*Task brief:* Your task is to give the data again, exactly, with every line intact.

*Component data from apps and pages:*
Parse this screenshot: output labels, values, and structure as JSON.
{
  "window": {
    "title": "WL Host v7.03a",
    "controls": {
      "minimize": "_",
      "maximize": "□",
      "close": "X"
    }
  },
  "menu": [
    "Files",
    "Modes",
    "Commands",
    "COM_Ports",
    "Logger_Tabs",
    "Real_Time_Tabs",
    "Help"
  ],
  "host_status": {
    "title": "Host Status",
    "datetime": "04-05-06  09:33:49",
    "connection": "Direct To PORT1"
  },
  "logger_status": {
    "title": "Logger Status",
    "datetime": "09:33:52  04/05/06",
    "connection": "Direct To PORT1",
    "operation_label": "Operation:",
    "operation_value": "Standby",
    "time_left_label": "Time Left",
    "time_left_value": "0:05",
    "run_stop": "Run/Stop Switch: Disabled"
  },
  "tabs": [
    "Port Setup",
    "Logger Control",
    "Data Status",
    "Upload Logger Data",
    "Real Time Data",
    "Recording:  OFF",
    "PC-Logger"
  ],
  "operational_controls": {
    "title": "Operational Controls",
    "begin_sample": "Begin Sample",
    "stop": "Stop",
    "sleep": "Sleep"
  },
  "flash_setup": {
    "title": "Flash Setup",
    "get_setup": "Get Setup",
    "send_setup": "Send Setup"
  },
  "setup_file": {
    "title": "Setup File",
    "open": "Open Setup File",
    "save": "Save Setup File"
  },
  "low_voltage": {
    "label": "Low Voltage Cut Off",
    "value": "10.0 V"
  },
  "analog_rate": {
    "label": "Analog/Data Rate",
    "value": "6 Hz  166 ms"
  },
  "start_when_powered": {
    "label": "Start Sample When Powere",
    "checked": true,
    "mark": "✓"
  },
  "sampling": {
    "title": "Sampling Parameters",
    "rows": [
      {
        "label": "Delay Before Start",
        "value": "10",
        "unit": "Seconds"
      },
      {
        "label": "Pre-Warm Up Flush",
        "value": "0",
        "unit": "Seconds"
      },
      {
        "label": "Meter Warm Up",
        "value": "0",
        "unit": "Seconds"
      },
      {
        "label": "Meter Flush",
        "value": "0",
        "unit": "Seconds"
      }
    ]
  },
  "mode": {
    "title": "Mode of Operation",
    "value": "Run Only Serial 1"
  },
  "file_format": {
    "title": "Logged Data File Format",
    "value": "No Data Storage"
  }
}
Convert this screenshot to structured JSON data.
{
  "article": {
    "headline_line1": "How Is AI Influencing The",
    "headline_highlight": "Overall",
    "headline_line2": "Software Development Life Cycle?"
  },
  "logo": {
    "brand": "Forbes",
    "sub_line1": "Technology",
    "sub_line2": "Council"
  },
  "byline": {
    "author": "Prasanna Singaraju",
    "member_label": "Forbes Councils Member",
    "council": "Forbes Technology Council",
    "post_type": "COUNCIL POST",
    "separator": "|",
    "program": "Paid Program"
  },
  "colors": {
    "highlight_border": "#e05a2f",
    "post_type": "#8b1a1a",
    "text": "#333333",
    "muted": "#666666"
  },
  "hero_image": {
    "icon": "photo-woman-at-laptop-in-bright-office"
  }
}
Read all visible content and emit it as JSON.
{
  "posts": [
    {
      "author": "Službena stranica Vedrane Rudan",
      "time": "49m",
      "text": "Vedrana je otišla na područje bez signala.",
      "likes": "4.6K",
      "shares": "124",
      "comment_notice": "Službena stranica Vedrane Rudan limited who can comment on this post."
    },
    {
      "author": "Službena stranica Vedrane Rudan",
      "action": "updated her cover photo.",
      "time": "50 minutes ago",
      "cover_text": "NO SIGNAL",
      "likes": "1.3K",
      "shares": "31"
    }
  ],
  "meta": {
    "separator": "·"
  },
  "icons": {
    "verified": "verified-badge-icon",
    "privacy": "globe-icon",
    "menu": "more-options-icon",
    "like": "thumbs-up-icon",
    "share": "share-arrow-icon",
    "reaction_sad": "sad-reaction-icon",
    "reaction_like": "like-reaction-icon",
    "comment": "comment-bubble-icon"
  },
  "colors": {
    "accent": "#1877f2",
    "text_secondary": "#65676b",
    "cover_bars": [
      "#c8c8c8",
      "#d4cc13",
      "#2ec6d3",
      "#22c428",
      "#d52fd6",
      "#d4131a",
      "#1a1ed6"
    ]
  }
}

*Result:*
Parse this screenshot: output labels, values, and structure as JSON.
{
  "window": {
    "title": "WL Host v7.03a",
    "controls": {
      "minimize": "_",
      "maximize": "□",
      "close": "X"
    }
  },
  "menu": [
    "Files",
    "Modes",
    "Commands",
    "COM_Ports",
    "Logger_Tabs",
    "Real_Time_Tabs",
    "Help"
  ],
  "host_status": {
    "title": "Host Status",
    "datetime": "04-05-06  09:33:49",
    "connection": "Direct To PORT1"
  },
  "logger_status": {
    "title": "Logger Status",
    "datetime": "09:33:52  04/05/06",
    "connection": "Direct To PORT1",
    "operation_label": "Operation:",
    "operation_value": "Standby",
    "time_left_label": "Time Left",
    "time_left_value": "0:05",
    "run_stop": "Run/Stop Switch: Disabled"
  },
  "tabs": [
    "Port Setup",
    "Logger Control",
    "Data Status",
    "Upload Logger Data",
    "Real Time Data",
    "Recording:  OFF",
    "PC-Logger"
  ],
  "operational_controls": {
    "title": "Operational Controls",
    "begin_sample": "Begin Sample",
    "stop": "Stop",
    "sleep": "Sleep"
  },
  "flash_setup": {
    "title": "Flash Setup",
    "get_setup": "Get Setup",
    "send_setup": "Send Setup"
  },
  "setup_file": {
    "title": "Setup File",
    "open": "Open Setup File",
    "save": "Save Setup File"
  },
  "low_voltage": {
    "label": "Low Voltage Cut Off",
    "value": "10.0 V"
  },
  "analog_rate": {
    "label": "Analog/Data Rate",
    "value": "6 Hz  166 ms"
  },
  "start_when_powered": {
    "label": "Start Sample When Powere",
    "checked": true,
    "mark": "✓"
  },
  "sampling": {
    "title": "Sampling Parameters",
    "rows": [
      {
        "label": "Delay Before Start",
        "value": "10",
        "unit": "Seconds"
      },
      {
        "label": "Pre-Warm Up Flush",
        "value": "0",
        "unit": "Seconds"
      },
      {
        "label": "Meter Warm Up",
        "value": "0",
        "unit": "Seconds"
      },
      {
        "label": "Meter Flush",
        "value": "0",
        "unit": "Seconds"
      }
    ]
  },
  "mode": {
    "title": "Mode of Operation",
    "value": "Run Only Serial 1"
  },
  "file_format": {
    "title": "Logged Data File Format",
    "value": "No Data Storage"
  }
}
Convert this screenshot to structured JSON data.
{
  "article": {
    "headline_line1": "How Is AI Influencing The",
    "headline_highlight": "Overall",
    "headline_line2": "Software Development Life Cycle?"
  },
  "logo": {
    "brand": "Forbes",
    "sub_line1": "Technology",
    "sub_line2": "Council"
  },
  "byline": {
    "author": "Prasanna Singaraju",
    "member_label": "Forbes Councils Member",
    "council": "Forbes Technology Council",
    "post_type": "COUNCIL POST",
    "separator": "|",
    "program": "Paid Program"
  },
  "colors": {
    "highlight_border": "#e05a2f",
    "post_type": "#8b1a1a",
    "text": "#333333",
    "muted": "#666666"
  },
  "hero_image": {
    "icon": "photo-woman-at-laptop-in-bright-office"
  }
}
Read all visible content and emit it as JSON.
{
  "posts": [
    {
      "author": "Službena stranica Vedrane Rudan",
      "time": "49m",
      "text": "Vedrana je otišla na područje bez signala.",
      "likes": "4.6K",
      "shares": "124",
      "comment_notice": "Službena stranica Vedrane Rudan limited who can comment on this post."
    },
    {
      "author": "Službena stranica Vedrane Rudan",
      "action": "updated her cover photo.",
      "time": "50 minutes ago",
      "cover_text": "NO SIGNAL",
      "likes": "1.3K",
      "shares": "31"
    }
  ],
  "meta": {
    "separator": "·"
  },
  "icons": {
    "verified": "verified-badge-icon",
    "privacy": "globe-icon",
    "menu": "more-options-icon",
    "like": "thumbs-up-icon",
    "share": "share-arrow-icon",
    "reaction_sad": "sad-reaction-icon",
    "reaction_like": "like-reaction-icon",
    "comment": "comment-bubble-icon"
  },
  "colors": {
    "accent": "#1877f2",
    "text_secondary": "#65676b",
    "cover_bars": [
      "#c8c8c8",
      "#d4cc13",
      "#2ec6d3",
      "#22c428",
      "#d52fd6",
      "#d4131a",
      "#1a1ed6"
    ]
  }
}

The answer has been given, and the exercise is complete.